I hope you had fun reading this tutorial as much as I enjoyed writing it. Feel free to drop a comment if you have questions or if you need more tips for your coloring journey. Also, if there any more tutorial topics that you would want me to write about next I would love to know your thoughts in the comments below.
You may also want to watch our video tutorial on How to Dye Sola Wood Flowers Using Acrylic Paint. Subscribe for more interesting content.
Frequently Asked Questions
What kind of paint do you use on Sola flowers?
We use our own blend of acrylic/latex paint but you can use any brand. You can also use other mediums to color the flowers such as but not limited to craft dye, watercolor, spray paint and food coloring.
How long will dyed flowers last?
The dyed flowers may last for more than ten years and potentially forever if taken care of. Direct exposure to sunlight for long periods may cause the flowers to fade faster and frequent contact to moisture may foster the growth of molds.
How do I prevent the flowers from uncurling after they’re dyed?
Curled flowers like peonies may uncurl if left in the mixture a little too long. The trick is to dip-dye very quickly and jiggle it as soon as you lift from the paint. Minimize the curling by drying in egg cartons or paper cups with the blooms side down. You may spray color on them too, instead of dunking them in a paint bath.
Should I dye the flowers before I stem them, or after?
Excess paints drip while drying and may stain the stems when set to dye upright. It is recommended to dye just the flower heads before adding stems.
Can I re-dye the flowers?

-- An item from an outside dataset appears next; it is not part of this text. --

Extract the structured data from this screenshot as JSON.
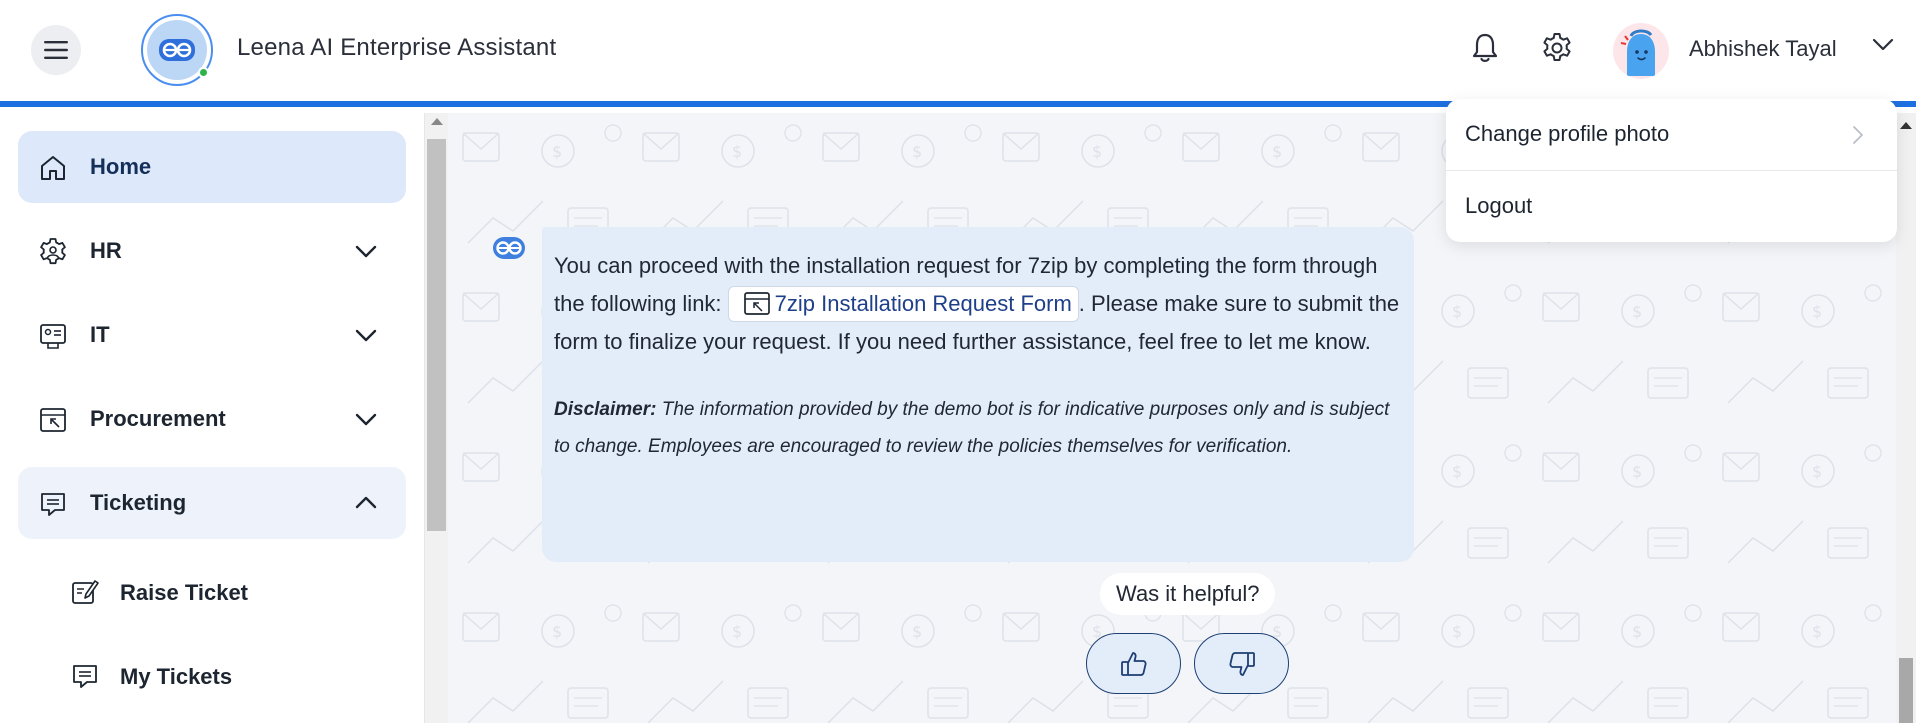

You can spruce up a faded flower by re-dyeing it with the same shade or use a totally different color. However, keep in mind that the base paint may have an effect on your top coat. When the paint has dried, the petals are no longer porous so a new layer of paint won’t totally cover the original color. Interestingly, re-dyeing gives it a pretty ombre shade.

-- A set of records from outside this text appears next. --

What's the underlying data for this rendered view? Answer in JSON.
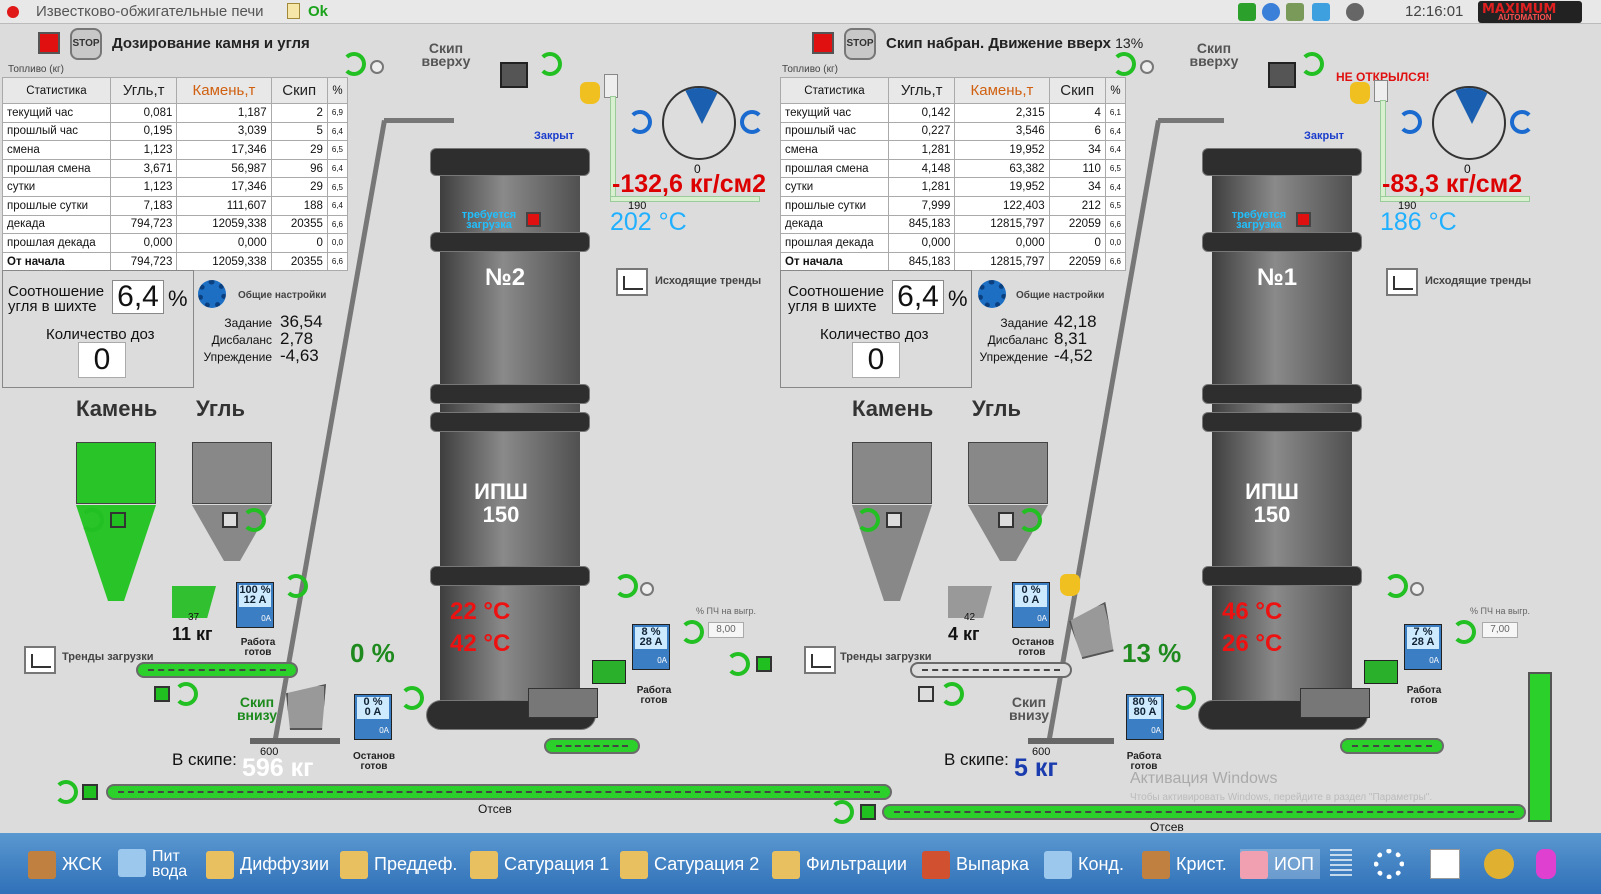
{
  "titlebar": {
    "title": "Известково-обжигательные печи",
    "status": "Ok",
    "time": "12:16:01",
    "logo_top": "MAXIMUM",
    "logo_bottom": "AUTOMATION"
  },
  "common": {
    "fuel_label": "Топливо (кг)",
    "stop_label": "STOP",
    "settings_label": "Общие настройки",
    "trends_out": "Исходящие тренды",
    "trends_load": "Тренды загрузки",
    "ratio_label": "Соотношение угля в шихте",
    "doses_label": "Количество доз",
    "set_task": "Задание",
    "set_imb": "Дисбаланс",
    "set_lead": "Упреждение",
    "stone": "Камень",
    "coal": "Угль",
    "skip_top": "Скип вверху",
    "skip_bottom": "Скип внизу",
    "in_skip": "В скипе:",
    "closed": "Закрыт",
    "need_load": "требуется загрузка",
    "ipsh": "ИПШ 150",
    "otsev": "Отсев",
    "pch": "% ПЧ на выгр.",
    "work_ready": "Работа готов",
    "stop_ready": "Останов готов",
    "pct_sym": "%",
    "unit_oa": "0A",
    "skip_scale": "600",
    "gauge_190": "190",
    "gauge_zero": "0"
  },
  "table_header": [
    "Статистика",
    "Угль,т",
    "Камень,т",
    "Скип",
    "%"
  ],
  "left": {
    "status": "Дозирование камня и угля",
    "status_pct": "",
    "rows": [
      [
        "текущий час",
        "0,081",
        "1,187",
        "2",
        "6,9"
      ],
      [
        "прошлый час",
        "0,195",
        "3,039",
        "5",
        "6,4"
      ],
      [
        "смена",
        "1,123",
        "17,346",
        "29",
        "6,5"
      ],
      [
        "прошлая смена",
        "3,671",
        "56,987",
        "96",
        "6,4"
      ],
      [
        "сутки",
        "1,123",
        "17,346",
        "29",
        "6,5"
      ],
      [
        "прошлые сутки",
        "7,183",
        "111,607",
        "188",
        "6,4"
      ],
      [
        "декада",
        "794,723",
        "12059,338",
        "20355",
        "6,6"
      ],
      [
        "прошлая декада",
        "0,000",
        "0,000",
        "0",
        "0,0"
      ],
      [
        "От начала",
        "794,723",
        "12059,338",
        "20355",
        "6,6"
      ]
    ],
    "ratio": "6,4",
    "doses": "0",
    "task": "36,54",
    "imbalance": "2,78",
    "lead": "-4,63",
    "tower": "№2",
    "pressure": "-132,6 кг/см2",
    "temp_top": "202 °C",
    "temp1": "22 °C",
    "temp2": "42 °C",
    "pct_big": "0 %",
    "kg_small": "11 кг",
    "kg_tick": "37",
    "in_skip": "596 кг",
    "pch_val": "8,00",
    "drive_coal": [
      "100 %",
      "12 A"
    ],
    "drive_skip": [
      "0 %",
      "0 A"
    ],
    "drive_fan": [
      "8 %",
      "28 A"
    ],
    "error": ""
  },
  "right": {
    "status": "Скип набран. Движение вверх",
    "status_pct": "13%",
    "rows": [
      [
        "текущий час",
        "0,142",
        "2,315",
        "4",
        "6,1"
      ],
      [
        "прошлый час",
        "0,227",
        "3,546",
        "6",
        "6,4"
      ],
      [
        "смена",
        "1,281",
        "19,952",
        "34",
        "6,4"
      ],
      [
        "прошлая смена",
        "4,148",
        "63,382",
        "110",
        "6,5"
      ],
      [
        "сутки",
        "1,281",
        "19,952",
        "34",
        "6,4"
      ],
      [
        "прошлые сутки",
        "7,999",
        "122,403",
        "212",
        "6,5"
      ],
      [
        "декада",
        "845,183",
        "12815,797",
        "22059",
        "6,6"
      ],
      [
        "прошлая декада",
        "0,000",
        "0,000",
        "0",
        "0,0"
      ],
      [
        "От начала",
        "845,183",
        "12815,797",
        "22059",
        "6,6"
      ]
    ],
    "ratio": "6,4",
    "doses": "0",
    "task": "42,18",
    "imbalance": "8,31",
    "lead": "-4,52",
    "tower": "№1",
    "pressure": "-83,3 кг/см2",
    "temp_top": "186 °C",
    "temp1": "46 °C",
    "temp2": "26 °C",
    "pct_big": "13 %",
    "kg_small": "4 кг",
    "kg_tick": "42",
    "in_skip": "5 кг",
    "pch_val": "7,00",
    "drive_coal": [
      "0 %",
      "0 A"
    ],
    "drive_skip": [
      "80 %",
      "80 A"
    ],
    "drive_fan": [
      "7 %",
      "28 A"
    ],
    "error": "НЕ ОТКРЫЛСЯ!"
  },
  "watermark": {
    "line1": "Активация Windows",
    "line2": "Чтобы активировать Windows, перейдите в раздел \"Параметры\"."
  },
  "taskbar": [
    "ЖСК",
    "Пит вода",
    "Диффузии",
    "Преддеф.",
    "Сатурация 1",
    "Сатурация 2",
    "Фильтрации",
    "Выпарка",
    "Конд.",
    "Крист.",
    "ИОП"
  ],
  "colors": {
    "accent_green": "#28c428",
    "alarm_red": "#e01010",
    "temp_cyan": "#20b0ff"
  },
  "icons": [
    "recycle-icon",
    "speaker-icon",
    "gear-icon",
    "trend-icon",
    "hand-icon",
    "stop-icon"
  ]
}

Does the dye set in when dry?
Yes, they do set permanently when dried. We experimented on submerging dyed flowers in water for a couple of minutes and the colors held pretty well. The flowers didn't bleed and the water ran clear.
Can I use dyed flowers on my wedding cake?

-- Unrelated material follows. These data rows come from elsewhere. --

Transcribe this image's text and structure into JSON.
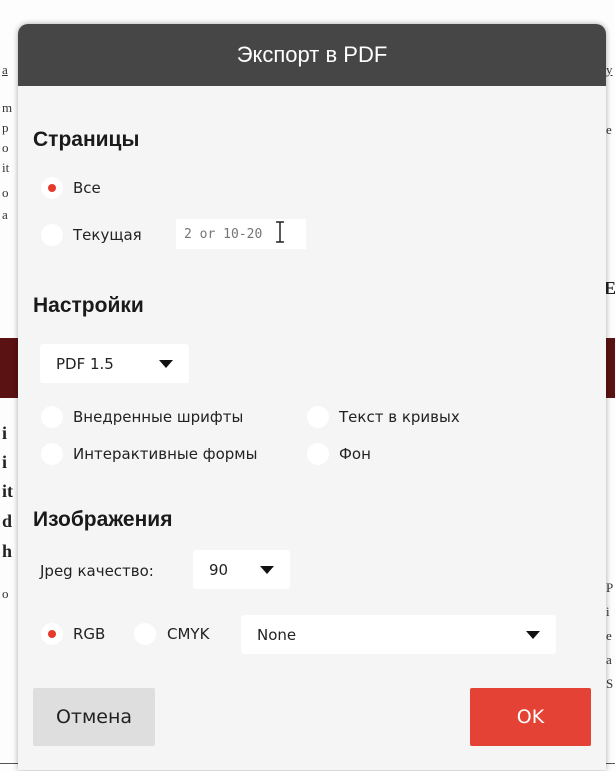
{
  "dialog": {
    "title": "Экспорт в PDF",
    "pages": {
      "heading": "Страницы",
      "all_label": "Все",
      "current_label": "Текущая",
      "range_placeholder": "2 or 10-20"
    },
    "settings": {
      "heading": "Настройки",
      "pdf_version": "PDF 1.5",
      "embedded_fonts": "Внедренные шрифты",
      "text_to_curves": "Текст в кривых",
      "interactive_forms": "Интерактивные формы",
      "background": "Фон"
    },
    "images": {
      "heading": "Изображения",
      "jpeg_quality_label": "Jpeg качество:",
      "jpeg_quality_value": "90",
      "rgb_label": "RGB",
      "cmyk_label": "CMYK",
      "color_profile": "None"
    },
    "buttons": {
      "cancel": "Отмена",
      "ok": "OK"
    }
  },
  "colors": {
    "accent": "#e34234",
    "header_bg": "#464646",
    "dialog_bg": "#f5f5f5"
  }
}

Yes, the dyed flowers are safe to use on cakes. Just make sure to wrap the underneath of the flowers with wax paper or foil. For the stems, use a clean toothpick, and stick directly on the cake. You may also choose to use food coloring to dye the flowers if you have reservations.
Can I use sola softener after I’ve dyed my flowers?
Ideally, softener is applied before dyeing or mixed in with the paint. However, you can still apply them to dyed flowers by spraying the water/softener mixture on top of the blooms or dip in the water-softener solution.
What’s the ideal water temperature for dyeing flowers?
The use of either warm or cold water depends on the color output you wanted to achieve. If you are aiming for a duller or muted shade, use cold water. Use warm if you want a more vibrant hue.
Can I reuse dye?
Yes you can reuse left-over dyes from previous projects as long as it has not gone bad yet. Dispose of the dye if it smells foul or rancid.